◆ Work required ◆
Among the records that follow, count the lines where "this" appears, and state the count by itself.

◆ Task inputs ◆

----------------

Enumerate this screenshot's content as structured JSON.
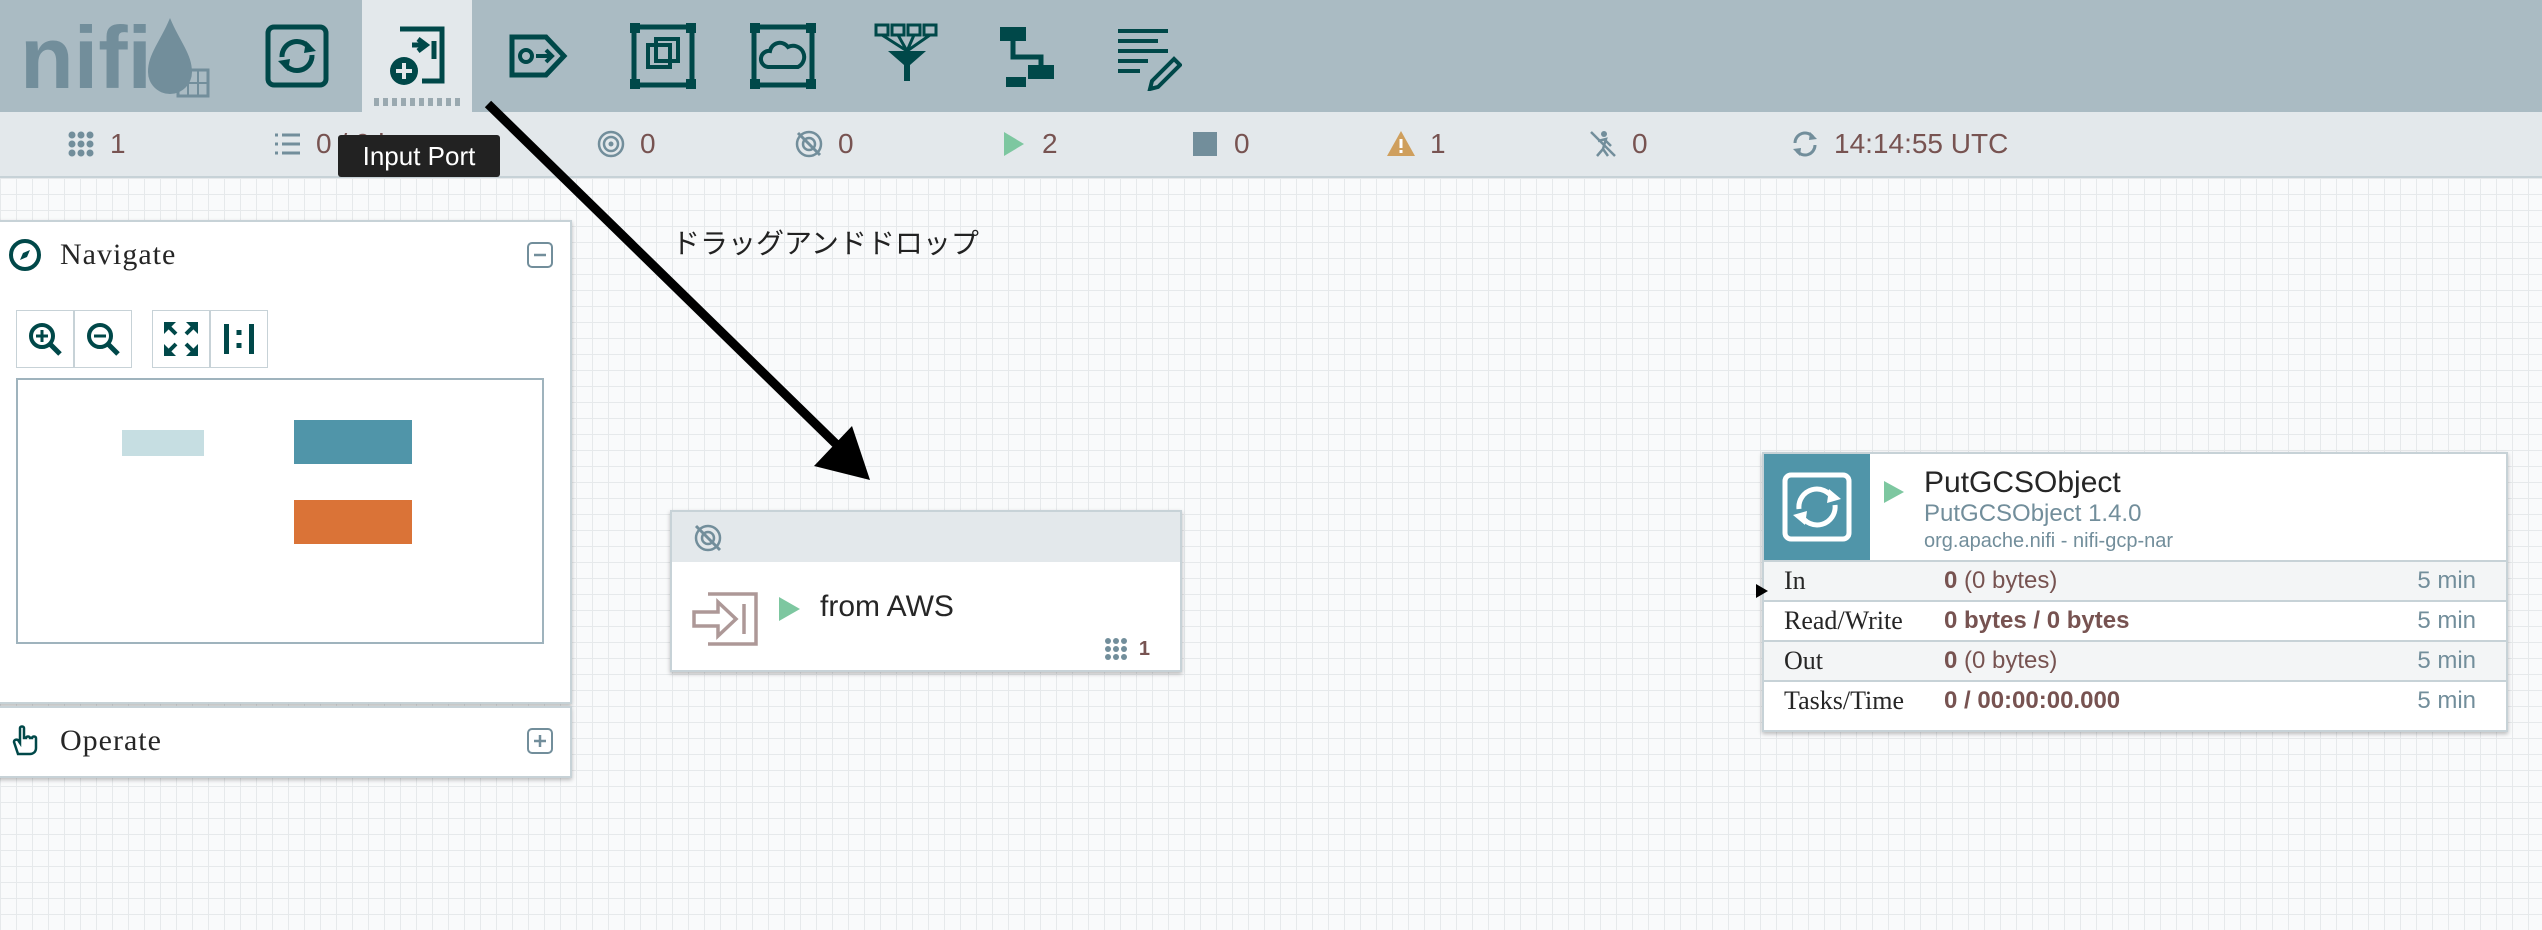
{
  "app": {
    "logo_text": "nifi"
  },
  "toolbar": {
    "buttons": [
      {
        "name": "processor-button",
        "icon": "processor-icon"
      },
      {
        "name": "input-port-button",
        "icon": "input-port-icon",
        "active": true
      },
      {
        "name": "output-port-button",
        "icon": "output-port-icon"
      },
      {
        "name": "process-group-button",
        "icon": "process-group-icon"
      },
      {
        "name": "remote-process-group-button",
        "icon": "remote-process-group-icon"
      },
      {
        "name": "funnel-button",
        "icon": "funnel-icon"
      },
      {
        "name": "template-button",
        "icon": "template-icon"
      },
      {
        "name": "label-button",
        "icon": "label-icon"
      }
    ],
    "tooltip": "Input Port"
  },
  "status": {
    "active_threads": "1",
    "queued": "0 / 0 by",
    "transmitting": "0",
    "not_transmitting": "0",
    "running": "2",
    "stopped": "0",
    "invalid": "1",
    "disabled": "0",
    "last_refresh": "14:14:55 UTC"
  },
  "annotation": {
    "text": "ドラッグアンドドロップ"
  },
  "navigate_panel": {
    "title": "Navigate"
  },
  "operate_panel": {
    "title": "Operate"
  },
  "input_port": {
    "name": "from AWS",
    "active_threads": "1"
  },
  "processor": {
    "name": "PutGCSObject",
    "type": "PutGCSObject 1.4.0",
    "bundle": "org.apache.nifi - nifi-gcp-nar",
    "stats": [
      {
        "label": "In",
        "count": "0",
        "detail": " (0 bytes)",
        "time": "5 min"
      },
      {
        "label": "Read/Write",
        "count": "0 bytes / 0 bytes",
        "detail": "",
        "time": "5 min"
      },
      {
        "label": "Out",
        "count": "0",
        "detail": " (0 bytes)",
        "time": "5 min"
      },
      {
        "label": "Tasks/Time",
        "count": "0 / 00:00:00.000",
        "detail": "",
        "time": "5 min"
      }
    ]
  },
  "colors": {
    "toolbar": "#aabbc3",
    "accent": "#5095a9",
    "running": "#7dc7a0",
    "value": "#775351"
  }
}
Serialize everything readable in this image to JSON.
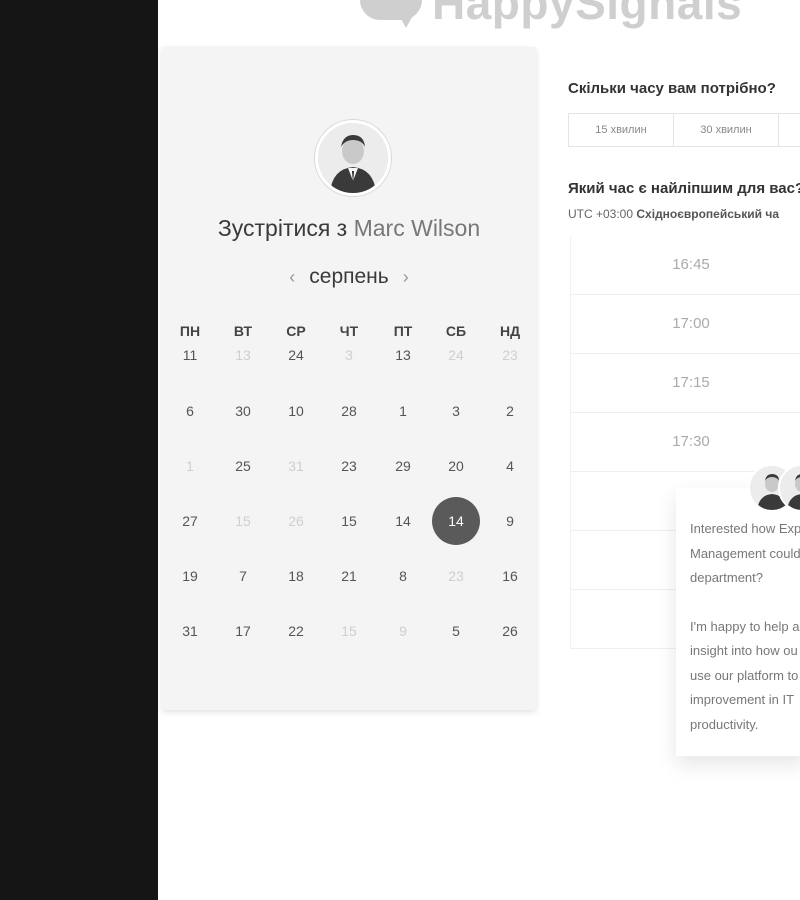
{
  "brand": {
    "logo_text": "HappySignals"
  },
  "calendar": {
    "title_prefix": "Зустрітися з",
    "host_name": "Marc Wilson",
    "month": "серпень",
    "prev_icon": "‹",
    "next_icon": "›",
    "weekdays": [
      "ПН",
      "ВТ",
      "СР",
      "ЧТ",
      "ПТ",
      "СБ",
      "НД"
    ],
    "weeks": [
      [
        {
          "d": "11"
        },
        {
          "d": "13",
          "m": true
        },
        {
          "d": "24"
        },
        {
          "d": "3",
          "m": true
        },
        {
          "d": "13"
        },
        {
          "d": "24",
          "m": true
        },
        {
          "d": "23",
          "m": true
        }
      ],
      [
        {
          "d": "6"
        },
        {
          "d": "30"
        },
        {
          "d": "10"
        },
        {
          "d": "28"
        },
        {
          "d": "1"
        },
        {
          "d": "3"
        },
        {
          "d": "2"
        }
      ],
      [
        {
          "d": "1",
          "m": true
        },
        {
          "d": "25"
        },
        {
          "d": "31",
          "m": true
        },
        {
          "d": "23"
        },
        {
          "d": "29"
        },
        {
          "d": "20"
        },
        {
          "d": "4"
        }
      ],
      [
        {
          "d": "27"
        },
        {
          "d": "15",
          "m": true
        },
        {
          "d": "26",
          "m": true
        },
        {
          "d": "15"
        },
        {
          "d": "14"
        },
        {
          "d": "14",
          "sel": true
        },
        {
          "d": "9"
        }
      ],
      [
        {
          "d": "19"
        },
        {
          "d": "7"
        },
        {
          "d": "18"
        },
        {
          "d": "21"
        },
        {
          "d": "8"
        },
        {
          "d": "23",
          "m": true
        },
        {
          "d": "16"
        }
      ],
      [
        {
          "d": "31"
        },
        {
          "d": "17"
        },
        {
          "d": "22"
        },
        {
          "d": "15",
          "m": true
        },
        {
          "d": "9",
          "m": true
        },
        {
          "d": "5"
        },
        {
          "d": "26"
        }
      ]
    ]
  },
  "duration": {
    "question": "Скільки часу вам потрібно?",
    "options": [
      "15 хвилин",
      "30 хвилин"
    ]
  },
  "time": {
    "question": "Який час є найліпшим для вас?",
    "tz_offset": "UTC +03:00",
    "tz_name": "Східноєвропейський ча",
    "slots": [
      "16:45",
      "17:00",
      "17:15",
      "17:30",
      "",
      "",
      ""
    ]
  },
  "chat": {
    "lines": [
      "Interested how Exp",
      "Management could",
      "department?",
      "",
      "I'm happy to help a",
      "insight into how ou",
      "use our platform to",
      "improvement in IT",
      "productivity."
    ]
  },
  "colors": {
    "sidebar": "#151515",
    "selected_day": "#5a5a5a",
    "card": "#f4f4f4"
  }
}
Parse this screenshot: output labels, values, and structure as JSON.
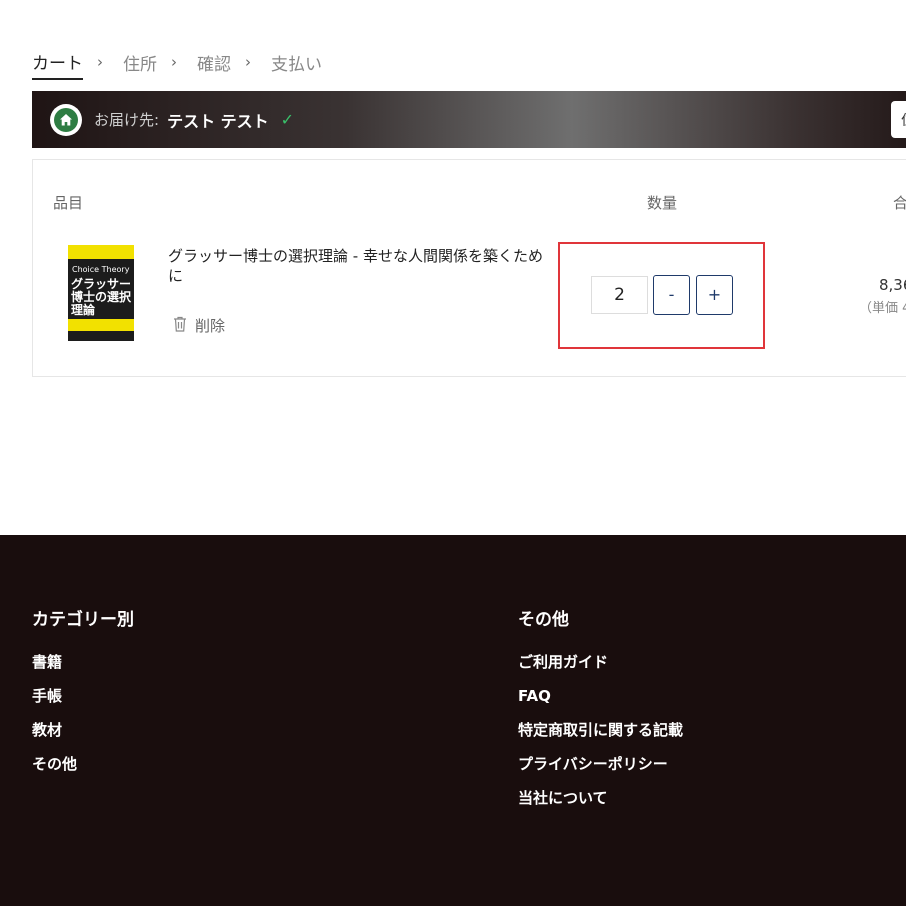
{
  "breadcrumb": {
    "steps": [
      "カート",
      "住所",
      "確認",
      "支払い"
    ],
    "separator": "›"
  },
  "delivery": {
    "label": "お届け先:",
    "name": "テスト テスト",
    "check": "✓",
    "change_button": "住所"
  },
  "cart": {
    "headers": {
      "item": "品目",
      "quantity": "数量",
      "total": "合計"
    },
    "items": [
      {
        "title": "グラッサー博士の選択理論 - 幸せな人間関係を築くために",
        "cover": {
          "top_text": "Choice Theory",
          "title_text": "グラッサー博士の選択理論",
          "colors": {
            "background": "#f2e100",
            "band": "#1c1c1c"
          }
        },
        "delete_label": "削除",
        "quantity": "2",
        "minus_label": "-",
        "plus_label": "+",
        "total": "8,36",
        "unit_price": "（単価 4"
      }
    ]
  },
  "footer": {
    "columns": [
      {
        "heading": "カテゴリー別",
        "links": [
          "書籍",
          "手帳",
          "教材",
          "その他"
        ]
      },
      {
        "heading": "その他",
        "links": [
          "ご利用ガイド",
          "FAQ",
          "特定商取引に関する記載",
          "プライバシーポリシー",
          "当社について"
        ]
      }
    ]
  },
  "colors": {
    "highlight": "#e0353a",
    "footer_bg": "#190d0d",
    "qty_button": "#1f3a6a",
    "home_icon": "#2e7d43",
    "check": "#39c06a"
  }
}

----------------

◆ Answer ◆
3